What to work on: Would you repeat each line below exactly, without the pictures?
>>>
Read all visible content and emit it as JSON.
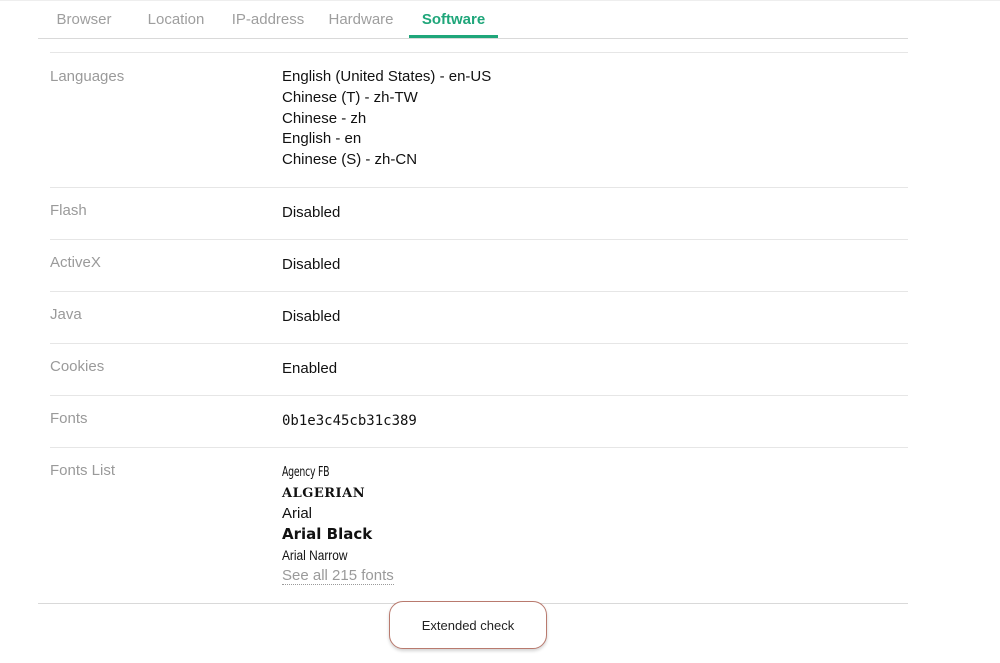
{
  "tabs": [
    {
      "label": "Browser"
    },
    {
      "label": "Location"
    },
    {
      "label": "IP-address"
    },
    {
      "label": "Hardware"
    },
    {
      "label": "Software",
      "active": true
    }
  ],
  "rows": {
    "languages": {
      "label": "Languages",
      "values": [
        "English (United States) - en-US",
        "Chinese (T) - zh-TW",
        "Chinese - zh",
        "English - en",
        "Chinese (S) - zh-CN"
      ]
    },
    "flash": {
      "label": "Flash",
      "value": "Disabled"
    },
    "activex": {
      "label": "ActiveX",
      "value": "Disabled"
    },
    "java": {
      "label": "Java",
      "value": "Disabled"
    },
    "cookies": {
      "label": "Cookies",
      "value": "Enabled"
    },
    "fonts": {
      "label": "Fonts",
      "value": "0b1e3c45cb31c389"
    },
    "fonts_list": {
      "label": "Fonts List",
      "values": [
        "Agency FB",
        "ALGERIAN",
        "Arial",
        "Arial Black",
        "Arial Narrow"
      ],
      "see_all": "See all 215 fonts"
    }
  },
  "extended_check": {
    "label": "Extended check"
  },
  "colors": {
    "accent": "#1fa67a",
    "label": "#9a9a9a",
    "button_border": "#b97a6e"
  }
}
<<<
Written response:
Read all visible content and emit it as JSON.
{
  "tabs": [
    {
      "label": "Browser"
    },
    {
      "label": "Location"
    },
    {
      "label": "IP-address"
    },
    {
      "label": "Hardware"
    },
    {
      "label": "Software",
      "active": true
    }
  ],
  "rows": {
    "languages": {
      "label": "Languages",
      "values": [
        "English (United States) - en-US",
        "Chinese (T) - zh-TW",
        "Chinese - zh",
        "English - en",
        "Chinese (S) - zh-CN"
      ]
    },
    "flash": {
      "label": "Flash",
      "value": "Disabled"
    },
    "activex": {
      "label": "ActiveX",
      "value": "Disabled"
    },
    "java": {
      "label": "Java",
      "value": "Disabled"
    },
    "cookies": {
      "label": "Cookies",
      "value": "Enabled"
    },
    "fonts": {
      "label": "Fonts",
      "value": "0b1e3c45cb31c389"
    },
    "fonts_list": {
      "label": "Fonts List",
      "values": [
        "Agency FB",
        "ALGERIAN",
        "Arial",
        "Arial Black",
        "Arial Narrow"
      ],
      "see_all": "See all 215 fonts"
    }
  },
  "extended_check": {
    "label": "Extended check"
  },
  "colors": {
    "accent": "#1fa67a",
    "label": "#9a9a9a",
    "button_border": "#b97a6e"
  }
}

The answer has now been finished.